Engaged Analysis

A thinking person will wonder about the nature of things. Which features of experience are real and which are merely ideas that color our perception? This distinction between a realm of reality and a realm of ideas may not be very useful though, despite its prevalence. Perhaps it is not as prevalent as it seems, but it certainly has become fundamental in the modern world, supported for example in the writings of Descartes. But how else can we think about things?

Let us think of the world as being composed of a network of situations or encounters. Each situation has some kind of polar or vector character. One can separate the two faces of a coin, but the result is simply two thinner coins, each of which again has two faces. A magnet is also like this. One can cut a magnet in two, separating its north pole from its south pole. But the result is simply two smaller magnets, each of which has a north pole and a south pole. With an encounter, the polar structure consists of subject and object, distinguishable but inseparable.

These elementary encounters are inter-related in a variety of ways. The twelve nidanas of Buddhist Abhidharma are one way to map out their flow. Perhaps my own thinking here is just a part of my own struggle to understand this map! Another map which is much more familiar to a modern industrial citizen, like me, comes out of organizational management theory. There is a cycle of activity which involves:

  1. recognizing a problem,
  2. envisioning future situations where that problem has been resolved,
  3. selecting one such future situation as a goal,
  4. considering possible paths to reach that goal,
  5. deciding to commit to a particular path,
  6. acting to move along that path,
  7. assessing the results of that action,
which leads to recognition of a new problem and another iteration of the cycle.

Another way that encounters are related is through composition or hierarchy. For example, assessing the results of an action can itself be a complex project consisting of many more detailed cycles of planning, action, etc. These sub-projects will surely have lateral relationships among each other as well.

The stable objects that we perceive would consist, from this perspective, as repeating patterns of encounters. My sketch of nested projects is surely no more than a tool to help jog one’s perception of the world from static objects to networked flows.
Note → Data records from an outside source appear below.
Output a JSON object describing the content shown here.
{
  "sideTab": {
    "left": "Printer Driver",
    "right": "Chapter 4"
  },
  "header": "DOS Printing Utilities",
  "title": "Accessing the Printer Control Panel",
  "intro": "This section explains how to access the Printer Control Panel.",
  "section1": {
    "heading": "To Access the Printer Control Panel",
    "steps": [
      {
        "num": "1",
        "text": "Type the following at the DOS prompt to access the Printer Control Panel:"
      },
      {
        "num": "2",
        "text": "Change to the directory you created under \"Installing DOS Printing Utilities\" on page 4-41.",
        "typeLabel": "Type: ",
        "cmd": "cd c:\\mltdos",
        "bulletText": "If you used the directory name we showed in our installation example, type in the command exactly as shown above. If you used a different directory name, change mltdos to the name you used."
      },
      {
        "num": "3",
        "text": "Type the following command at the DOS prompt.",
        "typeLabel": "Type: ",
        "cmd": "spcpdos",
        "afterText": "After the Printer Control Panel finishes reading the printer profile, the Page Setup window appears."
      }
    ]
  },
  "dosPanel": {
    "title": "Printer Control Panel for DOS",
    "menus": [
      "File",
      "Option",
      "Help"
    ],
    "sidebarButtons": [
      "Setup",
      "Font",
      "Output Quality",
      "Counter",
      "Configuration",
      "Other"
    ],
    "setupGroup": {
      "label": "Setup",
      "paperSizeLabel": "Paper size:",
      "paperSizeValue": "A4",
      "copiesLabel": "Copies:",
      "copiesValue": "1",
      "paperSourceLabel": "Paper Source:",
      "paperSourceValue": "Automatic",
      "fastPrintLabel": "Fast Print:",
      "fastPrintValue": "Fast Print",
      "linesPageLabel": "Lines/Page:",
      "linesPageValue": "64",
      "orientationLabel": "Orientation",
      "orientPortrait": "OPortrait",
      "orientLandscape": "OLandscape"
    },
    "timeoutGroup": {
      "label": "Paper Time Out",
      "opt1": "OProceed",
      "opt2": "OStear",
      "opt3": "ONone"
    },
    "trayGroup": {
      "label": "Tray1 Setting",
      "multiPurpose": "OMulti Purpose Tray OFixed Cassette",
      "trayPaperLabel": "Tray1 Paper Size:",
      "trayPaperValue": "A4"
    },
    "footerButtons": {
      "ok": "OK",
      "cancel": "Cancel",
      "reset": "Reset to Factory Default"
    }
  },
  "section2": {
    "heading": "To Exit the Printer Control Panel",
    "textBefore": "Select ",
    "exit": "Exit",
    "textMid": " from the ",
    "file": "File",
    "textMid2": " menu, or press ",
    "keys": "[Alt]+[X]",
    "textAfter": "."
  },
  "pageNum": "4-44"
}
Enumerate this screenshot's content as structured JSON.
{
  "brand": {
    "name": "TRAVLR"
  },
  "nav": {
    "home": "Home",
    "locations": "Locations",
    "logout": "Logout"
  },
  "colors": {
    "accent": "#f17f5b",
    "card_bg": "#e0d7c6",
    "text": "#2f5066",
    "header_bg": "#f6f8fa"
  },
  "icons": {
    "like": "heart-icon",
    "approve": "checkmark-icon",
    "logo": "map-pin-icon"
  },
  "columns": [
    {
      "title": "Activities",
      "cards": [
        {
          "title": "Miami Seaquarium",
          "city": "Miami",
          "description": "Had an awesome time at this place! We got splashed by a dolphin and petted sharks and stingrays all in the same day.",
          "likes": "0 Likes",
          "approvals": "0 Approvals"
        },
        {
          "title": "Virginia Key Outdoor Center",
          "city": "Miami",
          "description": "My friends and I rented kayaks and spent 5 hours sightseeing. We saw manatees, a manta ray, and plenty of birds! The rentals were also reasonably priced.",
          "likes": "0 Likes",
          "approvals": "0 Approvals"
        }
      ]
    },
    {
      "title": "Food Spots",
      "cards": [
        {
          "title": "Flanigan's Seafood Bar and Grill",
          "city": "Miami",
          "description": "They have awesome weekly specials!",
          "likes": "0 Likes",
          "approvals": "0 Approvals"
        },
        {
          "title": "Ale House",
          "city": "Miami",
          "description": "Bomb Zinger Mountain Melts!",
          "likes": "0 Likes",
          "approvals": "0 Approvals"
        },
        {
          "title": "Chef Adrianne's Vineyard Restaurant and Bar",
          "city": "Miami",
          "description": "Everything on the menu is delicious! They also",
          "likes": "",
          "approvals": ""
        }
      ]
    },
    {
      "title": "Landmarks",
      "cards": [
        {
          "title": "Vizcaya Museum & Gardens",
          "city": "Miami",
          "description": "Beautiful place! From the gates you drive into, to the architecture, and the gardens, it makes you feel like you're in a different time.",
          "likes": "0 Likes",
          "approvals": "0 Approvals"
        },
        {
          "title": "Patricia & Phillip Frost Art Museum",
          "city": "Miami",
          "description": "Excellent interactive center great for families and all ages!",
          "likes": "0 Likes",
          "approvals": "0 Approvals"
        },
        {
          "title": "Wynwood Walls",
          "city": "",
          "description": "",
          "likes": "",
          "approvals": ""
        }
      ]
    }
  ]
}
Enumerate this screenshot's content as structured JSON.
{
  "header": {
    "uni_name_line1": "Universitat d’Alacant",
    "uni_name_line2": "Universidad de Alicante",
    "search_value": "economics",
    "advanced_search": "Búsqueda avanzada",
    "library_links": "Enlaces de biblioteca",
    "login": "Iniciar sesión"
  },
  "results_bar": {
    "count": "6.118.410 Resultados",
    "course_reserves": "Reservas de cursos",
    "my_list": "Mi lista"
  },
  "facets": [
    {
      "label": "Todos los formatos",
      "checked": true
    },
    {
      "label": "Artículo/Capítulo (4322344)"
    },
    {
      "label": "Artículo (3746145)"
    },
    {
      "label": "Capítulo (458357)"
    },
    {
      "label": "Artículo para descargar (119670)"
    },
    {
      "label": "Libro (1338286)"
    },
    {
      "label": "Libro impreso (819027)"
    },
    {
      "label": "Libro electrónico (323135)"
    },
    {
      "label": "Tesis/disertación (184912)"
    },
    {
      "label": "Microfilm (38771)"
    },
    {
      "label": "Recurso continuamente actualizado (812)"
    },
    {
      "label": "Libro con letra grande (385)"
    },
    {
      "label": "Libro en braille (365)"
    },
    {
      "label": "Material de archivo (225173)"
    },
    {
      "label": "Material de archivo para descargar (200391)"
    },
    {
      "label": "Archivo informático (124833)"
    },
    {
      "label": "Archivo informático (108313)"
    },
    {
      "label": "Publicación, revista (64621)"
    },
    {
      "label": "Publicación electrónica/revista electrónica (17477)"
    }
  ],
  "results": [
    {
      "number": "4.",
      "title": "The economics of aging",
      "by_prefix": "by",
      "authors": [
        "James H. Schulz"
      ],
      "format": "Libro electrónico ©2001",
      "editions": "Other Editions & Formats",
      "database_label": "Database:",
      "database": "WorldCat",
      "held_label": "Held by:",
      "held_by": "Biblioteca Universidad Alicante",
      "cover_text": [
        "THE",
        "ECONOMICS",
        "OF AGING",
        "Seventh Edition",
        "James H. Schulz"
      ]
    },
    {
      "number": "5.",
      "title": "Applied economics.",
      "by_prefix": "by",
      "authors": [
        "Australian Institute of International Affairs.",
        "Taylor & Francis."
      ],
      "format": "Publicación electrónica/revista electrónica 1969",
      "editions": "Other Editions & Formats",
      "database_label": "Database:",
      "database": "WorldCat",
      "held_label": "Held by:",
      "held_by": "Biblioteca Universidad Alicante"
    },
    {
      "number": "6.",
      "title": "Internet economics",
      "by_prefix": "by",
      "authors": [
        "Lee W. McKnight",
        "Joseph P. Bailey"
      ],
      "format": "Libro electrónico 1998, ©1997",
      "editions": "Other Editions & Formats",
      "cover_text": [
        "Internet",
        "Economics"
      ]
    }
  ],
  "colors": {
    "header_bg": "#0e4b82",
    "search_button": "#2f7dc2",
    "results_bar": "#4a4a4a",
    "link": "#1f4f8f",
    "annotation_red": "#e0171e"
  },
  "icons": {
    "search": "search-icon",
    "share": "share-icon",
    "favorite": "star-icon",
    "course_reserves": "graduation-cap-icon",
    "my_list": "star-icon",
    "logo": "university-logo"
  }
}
The particular connections and flows involved in a particular situation might better be seen through a different lens.

For example, I might say a particular word at a particular point in a conversation. That particular utterance can be seen as a member in a variety of different families.

  • That same word has been used by various people at other times and places.
  • That word is one of the words I uttered during that conversation.
  • Uttering that word was one of my actions taken in pursuit of communicating an idea.
  • The uttering and the communicating were part of my effort to change someone else’s thinking about some topic.
  • This debate was just one of many where people who adhere to one particular school of opinion try to convince those of some other school. Perhaps this was a discussion about the advantages of internally geared bicycle hubs versus derailleur gearing. An outside observer might well note that I was just parroting the views commonly expressed on internet forums dealing with bicycles.
  • These debates might well reflect the tensions and conflicts between competing bicycle parts manufacturers or divisions within large manufacturers, together with their associated retailers, media representatives, etc.
  • At the same time, this word could reflect some habitual psychological drive where, for example, I tend to push terms and concepts to ever more abstract levels, both as a way to assert dominance but also as a way to isolate and insulate myself from the dangers of engaging with the uncompromising details.
  • And still the word could resonate with books I have been reading recently and the current trends in publishing and how editors use vocabulary to position their products within market categories of readers.
Any given encounter will be connected in countless such ways with every aspect or dimension of the world. In examining a particular situation it may be useful to sketch out a first few layers of these relationships, but the prioritization and limits to this elaboration need to be a function of the projects with which the examining person is involved. The question that can be answered is not so much, “What is this thing,” but rather, “How am I involved with this thing?”

1 comment:

  1. This dipole theory of experience is much the same as the emic/etic distinction in anthropology: